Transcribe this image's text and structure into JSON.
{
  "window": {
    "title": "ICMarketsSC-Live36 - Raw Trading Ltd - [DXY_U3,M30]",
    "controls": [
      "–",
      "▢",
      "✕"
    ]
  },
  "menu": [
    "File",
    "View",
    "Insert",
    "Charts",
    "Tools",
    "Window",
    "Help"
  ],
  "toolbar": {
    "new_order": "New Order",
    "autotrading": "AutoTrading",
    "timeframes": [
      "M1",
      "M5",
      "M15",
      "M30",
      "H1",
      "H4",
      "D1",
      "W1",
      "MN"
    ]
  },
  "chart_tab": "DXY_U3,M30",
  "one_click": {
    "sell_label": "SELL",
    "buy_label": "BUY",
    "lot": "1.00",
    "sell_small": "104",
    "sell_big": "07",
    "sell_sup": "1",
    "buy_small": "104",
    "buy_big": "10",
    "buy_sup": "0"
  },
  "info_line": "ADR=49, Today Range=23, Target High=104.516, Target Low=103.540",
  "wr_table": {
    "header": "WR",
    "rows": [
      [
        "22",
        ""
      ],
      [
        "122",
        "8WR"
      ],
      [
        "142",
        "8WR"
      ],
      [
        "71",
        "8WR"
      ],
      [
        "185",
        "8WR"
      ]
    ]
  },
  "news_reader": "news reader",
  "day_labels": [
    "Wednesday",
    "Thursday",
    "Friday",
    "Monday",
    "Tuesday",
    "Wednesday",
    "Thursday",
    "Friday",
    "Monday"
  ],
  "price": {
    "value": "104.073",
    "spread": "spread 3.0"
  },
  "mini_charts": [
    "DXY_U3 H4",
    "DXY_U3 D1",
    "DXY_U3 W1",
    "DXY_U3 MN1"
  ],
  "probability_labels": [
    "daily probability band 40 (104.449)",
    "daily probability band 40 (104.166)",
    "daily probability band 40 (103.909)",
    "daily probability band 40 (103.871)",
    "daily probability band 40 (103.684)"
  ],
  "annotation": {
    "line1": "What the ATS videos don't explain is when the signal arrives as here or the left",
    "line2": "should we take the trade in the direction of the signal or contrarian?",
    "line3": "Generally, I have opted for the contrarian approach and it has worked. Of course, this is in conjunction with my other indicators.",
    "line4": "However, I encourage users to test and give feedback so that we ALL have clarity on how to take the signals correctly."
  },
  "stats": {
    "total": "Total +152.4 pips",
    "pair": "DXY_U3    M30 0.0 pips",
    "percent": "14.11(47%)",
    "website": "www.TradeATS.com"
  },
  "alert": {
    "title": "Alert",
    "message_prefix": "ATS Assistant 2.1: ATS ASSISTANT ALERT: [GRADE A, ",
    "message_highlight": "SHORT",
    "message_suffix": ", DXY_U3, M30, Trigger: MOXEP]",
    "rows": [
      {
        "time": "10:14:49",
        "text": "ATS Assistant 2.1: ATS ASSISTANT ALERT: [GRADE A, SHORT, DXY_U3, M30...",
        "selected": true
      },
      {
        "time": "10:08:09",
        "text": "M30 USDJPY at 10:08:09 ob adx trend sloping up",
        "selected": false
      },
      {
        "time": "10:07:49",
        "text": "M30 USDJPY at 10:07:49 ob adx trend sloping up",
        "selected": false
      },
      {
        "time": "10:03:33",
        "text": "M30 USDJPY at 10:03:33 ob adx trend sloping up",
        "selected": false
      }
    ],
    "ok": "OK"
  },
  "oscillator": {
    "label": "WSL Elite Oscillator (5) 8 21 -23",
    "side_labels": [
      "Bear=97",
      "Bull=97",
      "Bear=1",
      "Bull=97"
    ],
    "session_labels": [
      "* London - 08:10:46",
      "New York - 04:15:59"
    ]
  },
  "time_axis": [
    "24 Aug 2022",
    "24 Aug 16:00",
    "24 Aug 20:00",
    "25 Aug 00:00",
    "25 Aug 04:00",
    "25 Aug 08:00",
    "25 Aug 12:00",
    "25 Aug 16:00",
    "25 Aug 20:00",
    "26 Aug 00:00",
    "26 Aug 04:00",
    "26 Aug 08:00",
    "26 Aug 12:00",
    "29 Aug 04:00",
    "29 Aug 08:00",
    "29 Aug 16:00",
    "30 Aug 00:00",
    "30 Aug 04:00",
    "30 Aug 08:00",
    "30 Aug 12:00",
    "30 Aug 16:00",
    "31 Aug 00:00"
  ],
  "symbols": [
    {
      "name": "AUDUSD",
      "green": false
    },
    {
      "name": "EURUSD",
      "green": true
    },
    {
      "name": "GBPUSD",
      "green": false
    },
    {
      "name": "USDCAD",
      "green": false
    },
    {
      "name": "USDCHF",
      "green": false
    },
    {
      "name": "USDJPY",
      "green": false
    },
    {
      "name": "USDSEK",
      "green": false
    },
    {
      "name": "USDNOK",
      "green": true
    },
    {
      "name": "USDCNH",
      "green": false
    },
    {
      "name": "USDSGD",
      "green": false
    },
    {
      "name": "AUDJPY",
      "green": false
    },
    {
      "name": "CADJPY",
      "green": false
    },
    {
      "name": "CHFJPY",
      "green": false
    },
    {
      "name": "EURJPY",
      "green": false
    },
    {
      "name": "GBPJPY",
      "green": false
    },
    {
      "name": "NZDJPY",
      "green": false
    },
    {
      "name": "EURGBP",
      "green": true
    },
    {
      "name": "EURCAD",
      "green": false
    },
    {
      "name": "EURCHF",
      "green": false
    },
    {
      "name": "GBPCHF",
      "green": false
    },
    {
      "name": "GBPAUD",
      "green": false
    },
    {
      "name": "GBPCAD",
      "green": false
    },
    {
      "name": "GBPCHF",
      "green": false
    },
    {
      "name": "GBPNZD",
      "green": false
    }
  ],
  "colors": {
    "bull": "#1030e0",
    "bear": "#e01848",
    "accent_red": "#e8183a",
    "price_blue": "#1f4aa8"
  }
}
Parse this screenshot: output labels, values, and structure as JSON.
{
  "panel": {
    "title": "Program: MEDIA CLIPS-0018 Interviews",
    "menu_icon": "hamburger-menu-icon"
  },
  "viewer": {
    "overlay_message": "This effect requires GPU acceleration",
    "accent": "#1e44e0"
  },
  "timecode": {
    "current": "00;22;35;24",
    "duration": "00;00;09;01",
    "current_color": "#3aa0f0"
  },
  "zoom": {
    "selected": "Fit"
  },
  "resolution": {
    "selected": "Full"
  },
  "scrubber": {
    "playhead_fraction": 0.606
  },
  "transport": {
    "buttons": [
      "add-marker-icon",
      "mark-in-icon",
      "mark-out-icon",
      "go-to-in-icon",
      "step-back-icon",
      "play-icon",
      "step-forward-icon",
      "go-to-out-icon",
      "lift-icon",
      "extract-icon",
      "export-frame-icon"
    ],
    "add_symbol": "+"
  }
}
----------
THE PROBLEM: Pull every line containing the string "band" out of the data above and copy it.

YOUR RESPONSE:
    "daily probability band 40 (104.449)",
    "daily probability band 40 (104.166)",
    "daily probability band 40 (103.909)",
    "daily probability band 40 (103.871)",
    "daily probability band 40 (103.684)"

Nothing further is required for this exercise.